“I don’t think we should be asking our farmers to bear the brunt of this trade war,” she continued. “Congressman Cramer is supporting the president’s tariffs which are resulting in soybean producers losing their market. He refuses to criticize anything involving this administration. That’s not representing North Dakota.”
Votes and healthcare
North Dakota is one of several states in “Texas vs. U.S.,” a lawsuit over whether or not the Affordable Care Act is constitutional.
“I think it’s entirely appropriate that the constitutional question be raised and settled by the courts,” Cramer said. “Regardless of how well-meaning (the ACA) is, if it’s deemed to be constitutional, it’s better to know sooner than later.”
Heitkamp is hopeful the lawsuit will be dismissed. Throughout her campaign, she’s drawn a link between upholding the ACA and the continued strength of North Dakota healthcare.
Republicans, however, have said the Affordable Care Act is providing ineffective support. Cramer, who said it was time to replace the act with something providing more flexibility for states, said he wouldn’t shy away from voting against it whether symbolically or officially.
“I don’t think we should be making symbolic votes on healthcare,” Heitkamp said.
Cramer and Heitkamp are scheduled for two debates this month. The first is at 7 p.m. Thursday, Oct. 18 in Bismarck.
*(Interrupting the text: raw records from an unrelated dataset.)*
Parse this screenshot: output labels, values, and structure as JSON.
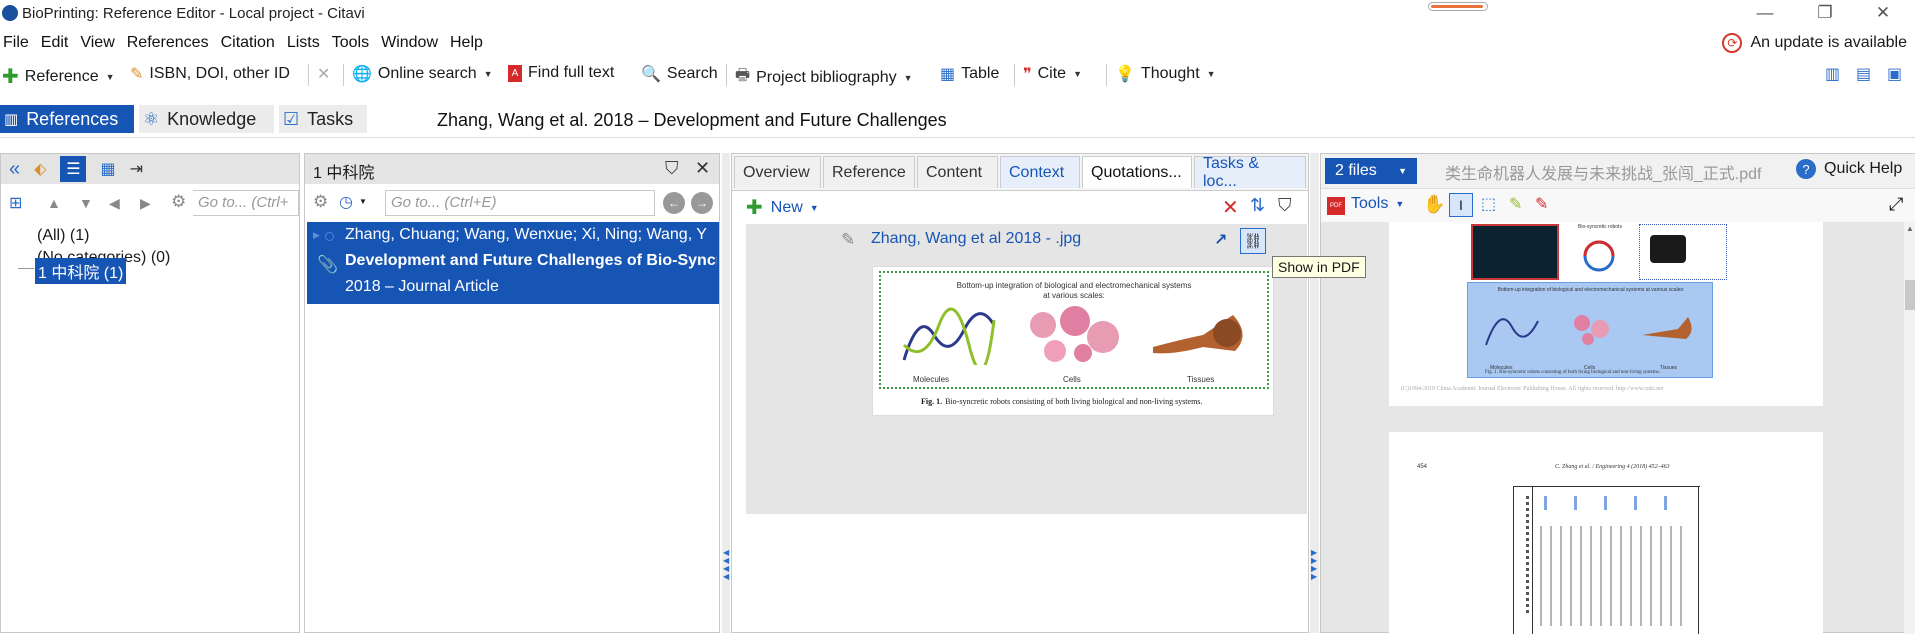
{
  "window": {
    "title": "BioPrinting: Reference Editor - Local project - Citavi",
    "controls": {
      "minimize": "—",
      "maximize": "❐",
      "close": "✕"
    }
  },
  "menu": {
    "items": [
      "File",
      "Edit",
      "View",
      "References",
      "Citation",
      "Lists",
      "Tools",
      "Window",
      "Help"
    ],
    "update_notice": "An update is available"
  },
  "toolbar": {
    "reference": "Reference",
    "isbn": "ISBN, DOI, other ID",
    "online_search": "Online search",
    "find_full_text": "Find full text",
    "search": "Search",
    "project_bibliography": "Project bibliography",
    "table": "Table",
    "cite": "Cite",
    "thought": "Thought"
  },
  "mode_tabs": [
    "References",
    "Knowledge",
    "Tasks"
  ],
  "document_title": "Zhang, Wang et al. 2018 – Development and Future Challenges",
  "left_panel": {
    "goto_placeholder": "Go to... (Ctrl+",
    "categories": [
      "(All) (1)",
      "(No categories) (0)"
    ],
    "group": "1 中科院 (1)"
  },
  "ref_list": {
    "header": "1 中科院",
    "goto_placeholder": "Go to... (Ctrl+E)",
    "items": [
      {
        "authors": "Zhang, Chuang; Wang, Wenxue; Xi, Ning; Wang, Y",
        "title": "Development and Future Challenges of Bio-Syncr",
        "meta": "2018 – Journal Article"
      }
    ]
  },
  "editor": {
    "tabs": [
      "Overview",
      "Reference",
      "Content",
      "Context",
      "Quotations...",
      "Tasks & loc..."
    ],
    "new_label": "New",
    "quotation_title": "Zhang, Wang et al 2018 - .jpg",
    "tooltip": "Show in PDF",
    "figure": {
      "heading_line1": "Bottom-up integration of biological and electromechanical systems",
      "heading_line2": "at various scales:",
      "labels": [
        "Molecules",
        "Cells",
        "Tissues"
      ],
      "caption_label": "Fig. 1.",
      "caption": "Bio-syncretic robots consisting of both living biological and non-living systems."
    }
  },
  "pdf": {
    "files_label": "2 files",
    "filename": "类生命机器人发展与未来挑战_张闯_正式.pdf",
    "quick_help": "Quick Help",
    "tools_label": "Tools",
    "pdf_badge": "PDF",
    "page1": {
      "heading": "Bottom-up integration of biological and electromechanical systems at various scales:",
      "robot_label": "Bio-syncretic robots",
      "labels": [
        "Molecules",
        "Cells",
        "Tissues"
      ],
      "caption": "Fig. 1.  Bio-syncretic robots consisting of both living biological and non-living systems.",
      "footer": "(C)1994-2019 China Academic Journal Electronic Publishing House. All rights reserved.    http://www.cnki.net"
    },
    "page2": {
      "page_number": "454",
      "running_head": "C. Zhang et al. / Engineering 4 (2018) 452–463"
    }
  },
  "colors": {
    "accent": "#1755b5",
    "tab_text_blue": "#1755b5",
    "update_red": "#d43a2a",
    "pdf_highlight": "#a9c9f3"
  },
  "icons": {
    "add": "green-plus-icon",
    "delete": "red-x-icon",
    "filter": "filter-icon",
    "link": "show-in-pdf-icon"
  }
}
The Bismarck debate is sponsored by the North Dakota Newspaper Association, the Fargo Forum reported. It will be be livestreamed on Forum Communications Co. websites and broadcast live on the company’s digital XTRA TV channels.
Cramer and Heitkamp will have a second debate Friday, Oct. 26 in Fargo. It’s sponsored by the North Dakota Broadcasters Association.
Elsewhere, North Dakota state Sen. Kelly Armstrong, R-District 36, is challenging former state Sen. Mac Schneider, D-District 42, and independent Charles Tuttle. First time U.S. Congressional candidates, each is running to succeed Cramer for a two-year term in the House.
Both Senate candidates say they’re ready for the debates.
“I’ve been ready to debate him for the past five months,” Heitkamp said.
Cramer spoke briefly about the importance of voting.
“We have the incredible privilege of getting to select our own leadership,” he said.
With midterm elections in less than 20 days, look to Daily News Media for updated coverage of North Dakota and Minnesota’s campaigns, candidates and items under consideration.